A moderate member of the Parsi religious minority and sometimes called the “Grand Old Man of India,” Dadabhai Naoroji (Figure 9.30) was a merchant, political leader, and language professor at University College London. A founder of the Indian National Congress, he expressed the opinions of many middle-class Indians in 1871 when he wrote on the subject of the benefits and detriments of British rule of India. The following excerpt outlines the detriments.
In the Cause of Humanity: Nothing. Everything, therefore, is in your favor under this heading.
In the Cause of Civilization: As I have said already, there has been a failure to do as much as might have been done, but I put nothing to the debit. Much has been done, though.

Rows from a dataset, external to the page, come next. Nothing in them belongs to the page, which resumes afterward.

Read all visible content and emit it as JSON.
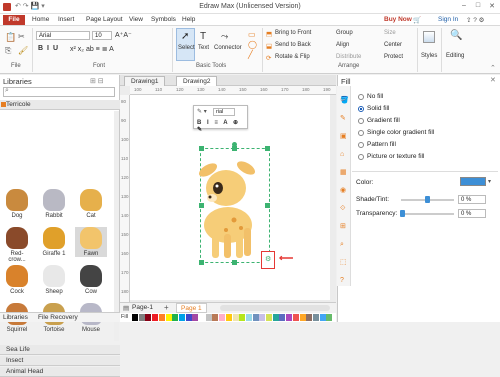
{
  "window": {
    "title": "Edraw Max (Unlicensed Version)"
  },
  "menu": {
    "file": "File",
    "items": [
      "Home",
      "Insert",
      "Page Layout",
      "View",
      "Symbols",
      "Help"
    ],
    "buy_now": "Buy Now",
    "sign_in": "Sign In"
  },
  "ribbon": {
    "font": "Arial",
    "size": "10",
    "groups": {
      "file": "File",
      "font": "Font",
      "basic_tools": "Basic Tools",
      "arrange": "Arrange"
    },
    "tools": {
      "select": "Select",
      "text": "Text",
      "connector": "Connector"
    },
    "arrange": {
      "bring_front": "Bring to Front",
      "send_back": "Send to Back",
      "rotate": "Rotate & Flip",
      "group": "Group",
      "align": "Align",
      "distribute": "Distribute",
      "size": "Size",
      "center": "Center",
      "protect": "Protect"
    },
    "styles": "Styles",
    "editing": "Editing"
  },
  "libraries": {
    "title": "Libraries",
    "category": "Terricole",
    "shapes": [
      {
        "label": "Dog",
        "color": "#c98a3e"
      },
      {
        "label": "Rabbit",
        "color": "#b9b9c4"
      },
      {
        "label": "Cat",
        "color": "#e6b04b"
      },
      {
        "label": "Red-crow...",
        "color": "#8a4a2a"
      },
      {
        "label": "Giraffe 1",
        "color": "#e0a02a"
      },
      {
        "label": "Fawn",
        "color": "#f2c46b"
      },
      {
        "label": "Cock",
        "color": "#d9822b"
      },
      {
        "label": "Sheep",
        "color": "#e8e8e8"
      },
      {
        "label": "Cow",
        "color": "#444444"
      },
      {
        "label": "Squirrel",
        "color": "#c77a3a"
      },
      {
        "label": "Tortoise",
        "color": "#c9a04e"
      },
      {
        "label": "Mouse",
        "color": "#b8b8c8"
      }
    ],
    "collapsed": [
      "Sea Life",
      "Insect",
      "Animal Head"
    ],
    "bottom_tabs": [
      "Libraries",
      "File Recovery"
    ]
  },
  "canvas": {
    "tabs": [
      "Drawing1",
      "Drawing2"
    ],
    "ruler_h": [
      "100",
      "110",
      "120",
      "130",
      "140",
      "150",
      "160",
      "170",
      "180",
      "190"
    ],
    "ruler_v": [
      "80",
      "90",
      "100",
      "110",
      "120",
      "130",
      "140",
      "150",
      "160",
      "170",
      "180"
    ],
    "text_toolbar_font": "rial",
    "page_tabs": [
      "Page-1",
      "Page 1"
    ]
  },
  "fill_panel": {
    "title": "Fill",
    "options": [
      "No fill",
      "Solid fill",
      "Gradient fill",
      "Single color gradient fill",
      "Pattern fill",
      "Picture or texture fill"
    ],
    "selected": "Solid fill",
    "color_label": "Color:",
    "color": "#3d8fd6",
    "shade_label": "Shade/Tint:",
    "shade_value": "0 %",
    "transparency_label": "Transparency:",
    "transparency_value": "0 %"
  },
  "palette": [
    "#000000",
    "#7f7f7f",
    "#880015",
    "#ed1c24",
    "#ff7f27",
    "#fff200",
    "#22b14c",
    "#00a2e8",
    "#3f48cc",
    "#a349a4",
    "#ffffff",
    "#c3c3c3",
    "#b97a57",
    "#ffaec9",
    "#ffc90e",
    "#efe4b0",
    "#b5e61d",
    "#99d9ea",
    "#7092be",
    "#c8bfe7",
    "#d4e157",
    "#26a69a",
    "#5c6bc0",
    "#ab47bc",
    "#ef5350",
    "#ffa726",
    "#8d6e63",
    "#78909c",
    "#42a5f5",
    "#66bb6a"
  ]
}
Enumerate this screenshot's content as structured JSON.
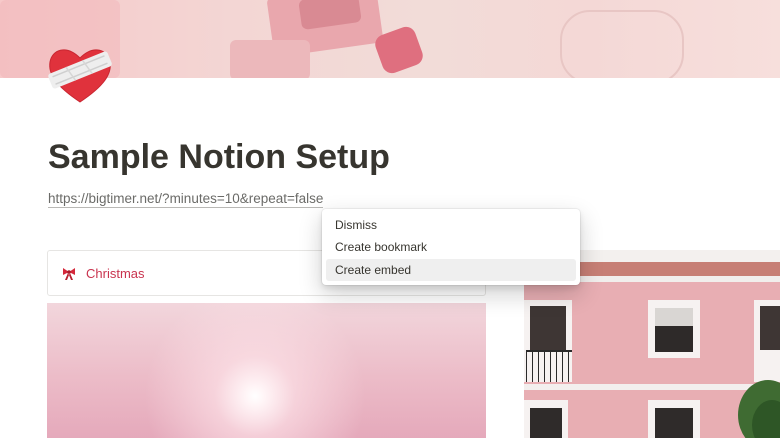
{
  "page": {
    "title": "Sample Notion Setup",
    "url": "https://bigtimer.net/?minutes=10&repeat=false",
    "icon": "heart-bandage-icon"
  },
  "context_menu": {
    "items": [
      {
        "label": "Dismiss"
      },
      {
        "label": "Create bookmark"
      },
      {
        "label": "Create embed"
      }
    ],
    "hovered_index": 2
  },
  "gallery": {
    "card_icon": "ribbon-bow-icon",
    "card_label": "Christmas"
  },
  "colors": {
    "title_text": "#37352f",
    "card_label": "#c9344f",
    "heart_red": "#e0323c",
    "menu_hover": "#efefef"
  }
}
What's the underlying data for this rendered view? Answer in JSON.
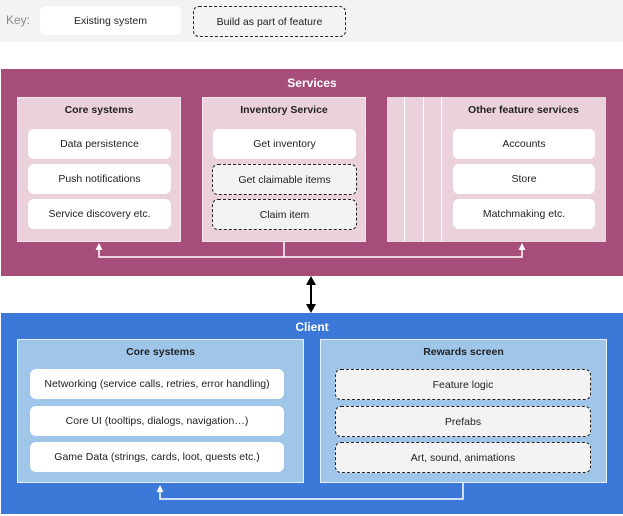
{
  "key": {
    "label": "Key:",
    "existing": "Existing system",
    "new": "Build as part of feature"
  },
  "services": {
    "title": "Services",
    "color": "#a64d79",
    "panels": [
      {
        "title": "Core systems",
        "items": [
          {
            "label": "Data persistence",
            "type": "existing"
          },
          {
            "label": "Push notifications",
            "type": "existing"
          },
          {
            "label": "Service discovery etc.",
            "type": "existing"
          }
        ]
      },
      {
        "title": "Inventory Service",
        "items": [
          {
            "label": "Get inventory",
            "type": "existing"
          },
          {
            "label": "Get claimable items",
            "type": "new"
          },
          {
            "label": "Claim item",
            "type": "new"
          }
        ]
      },
      {
        "title": "Other feature services",
        "items": [
          {
            "label": "Accounts",
            "type": "existing"
          },
          {
            "label": "Store",
            "type": "existing"
          },
          {
            "label": "Matchmaking etc.",
            "type": "existing"
          }
        ]
      }
    ]
  },
  "client": {
    "title": "Client",
    "color": "#3c78d8",
    "panels": [
      {
        "title": "Core systems",
        "items": [
          {
            "label": "Networking (service calls, retries, error handling)",
            "type": "existing"
          },
          {
            "label": "Core UI (tooltips, dialogs, navigation…)",
            "type": "existing"
          },
          {
            "label": "Game Data (strings, cards, loot, quests etc.)",
            "type": "existing"
          }
        ]
      },
      {
        "title": "Rewards screen",
        "items": [
          {
            "label": "Feature logic",
            "type": "new"
          },
          {
            "label": "Prefabs",
            "type": "new"
          },
          {
            "label": "Art, sound, animations",
            "type": "new"
          }
        ]
      }
    ]
  }
}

Politically: Repeated breach of pledges to give the natives a fair and reasonable share in the higher administration of their own country, which has much shaken confidence in the good faith of the British word. Political aspirations and the legitimate claim to have a reasonable voice in the legislation and the imposition and disbursement of taxes, met to a very slight degree, thus treating the natives of India not as British subjects, in whom representation is a birthright. Consequent on the above, an utter disregard of the feelings and views of the natives. The great moral evil of the drain of wisdom and practical administration, leaving none to guide the rising generation.
Financially: All attention is engrossed in devising new modes of taxation, without any adequate effort to increase the means of the people to pay; and the consequent vexation and oppressiveness of the taxes imposed, imperial and local. Inequitable financial relations between England and India, i.e., the political debt [. . .] clapped on India’s shoulders, and all home charges also. . . .
To sum up the whole, the British rule has been: morally, a great blessing; politically, peace and order on one hand, blunders on the other; materially, impoverishment, relieved as far as the railway and other loans go. The natives call the British system Sakar ki Churi, the knife of sugar. That is to say, there is no oppression, it is all smooth and sweet, but it is the knife, notwithstanding. I mention this that you should know these feelings. Our great misfortune is that you do not know our wants. When you will know our real wishes, I have not the least doubt that you would do justice. The genius and spirit of the British people is fair play and justice.
—Dadabhai Naoroji, “The Benefits of British Rule”
- What changes did Naoroji want the British to make?
- If Naoroji had been a peasant farmer instead of an educated member of the middle class, do you think his criticisms would have been different? Why or why not?
- Why do you think Naoroji included the last two sentences?
The moderate approach did not suit all Indian nationalists, however. Bal Gangadhar Tilak called for immediate independence from Britain, and in his newspaper he stated that Indians were justified in killing the British. “Swaraj (self-rule) is my birthright and I shall have it,” he proclaimed. When the British partitioned the province of Bengal in 1905, making Bengali Hindus a minority group within the new divisions, the INC supported a boycott of British-made goods and government schools, and acts of anti-British terrorism occurred.
Fearing a radical turn would harm their cause, INC president Gopal Krishna Gokhale and other moderate members called for the boycott to end when a new secretary of state for India was appointed whom they believed was sympathetic. The Swadeshi movement calling upon Indians to purchase only Indian-made goods continued, however, led by the Indian lawyer and political activist Mohandas Gandhi. Tilak supported the Swadeshi movement, and in 1907 the INC split in two, with radicals aligning themselves with Tilak, Bipin Chandra Pal, and Lala Lajput Rai (Figure 9.31).